## PROBLEM DETAILS:
Nothing but the lines from the one containing "Serialize everything readable" through the last line of the records below should be written out, each exactly as it stands.

## STUDY MATERIAL:

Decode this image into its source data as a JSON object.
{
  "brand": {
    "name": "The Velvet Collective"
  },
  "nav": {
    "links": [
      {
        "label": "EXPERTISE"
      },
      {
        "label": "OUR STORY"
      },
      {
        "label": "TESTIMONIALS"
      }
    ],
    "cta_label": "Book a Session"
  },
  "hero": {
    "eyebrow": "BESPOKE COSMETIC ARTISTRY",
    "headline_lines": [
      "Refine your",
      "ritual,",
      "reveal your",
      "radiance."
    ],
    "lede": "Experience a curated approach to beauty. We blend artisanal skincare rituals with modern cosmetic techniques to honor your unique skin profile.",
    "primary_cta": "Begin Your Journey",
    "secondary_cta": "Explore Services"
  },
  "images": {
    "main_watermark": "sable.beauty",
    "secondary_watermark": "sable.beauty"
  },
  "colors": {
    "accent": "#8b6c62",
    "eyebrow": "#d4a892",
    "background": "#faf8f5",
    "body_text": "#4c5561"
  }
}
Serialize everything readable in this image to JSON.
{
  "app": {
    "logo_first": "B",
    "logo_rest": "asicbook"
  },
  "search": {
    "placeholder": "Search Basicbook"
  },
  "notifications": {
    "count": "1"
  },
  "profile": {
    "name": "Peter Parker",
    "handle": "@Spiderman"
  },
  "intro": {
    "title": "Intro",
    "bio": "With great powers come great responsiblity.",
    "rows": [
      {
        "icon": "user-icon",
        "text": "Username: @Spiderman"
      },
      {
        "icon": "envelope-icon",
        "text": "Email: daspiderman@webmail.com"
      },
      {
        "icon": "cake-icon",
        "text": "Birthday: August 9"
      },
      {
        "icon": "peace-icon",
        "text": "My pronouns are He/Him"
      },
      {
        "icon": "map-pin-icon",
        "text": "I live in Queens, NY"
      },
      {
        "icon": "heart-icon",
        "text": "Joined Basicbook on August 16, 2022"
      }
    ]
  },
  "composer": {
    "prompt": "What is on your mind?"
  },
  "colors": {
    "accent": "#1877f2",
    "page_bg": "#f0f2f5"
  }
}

## SOLUTION FOR THIS PROBLEM:
Serialize everything readable in this image to JSON.
{
  "app": {
    "logo_first": "B",
    "logo_rest": "asicbook"
  },
  "search": {
    "placeholder": "Search Basicbook"
  },
  "notifications": {
    "count": "1"
  },
  "profile": {
    "name": "Peter Parker",
    "handle": "@Spiderman"
  },
  "intro": {
    "title": "Intro",
    "bio": "With great powers come great responsiblity.",
    "rows": [
      {
        "icon": "user-icon",
        "text": "Username: @Spiderman"
      },
      {
        "icon": "envelope-icon",
        "text": "Email: daspiderman@webmail.com"
      },
      {
        "icon": "cake-icon",
        "text": "Birthday: August 9"
      },
      {
        "icon": "peace-icon",
        "text": "My pronouns are He/Him"
      },
      {
        "icon": "map-pin-icon",
        "text": "I live in Queens, NY"
      },
      {
        "icon": "heart-icon",
        "text": "Joined Basicbook on August 16, 2022"
      }
    ]
  },
  "composer": {
    "prompt": "What is on your mind?"
  },
  "colors": {
    "accent": "#1877f2",
    "page_bg": "#f0f2f5"
  }
}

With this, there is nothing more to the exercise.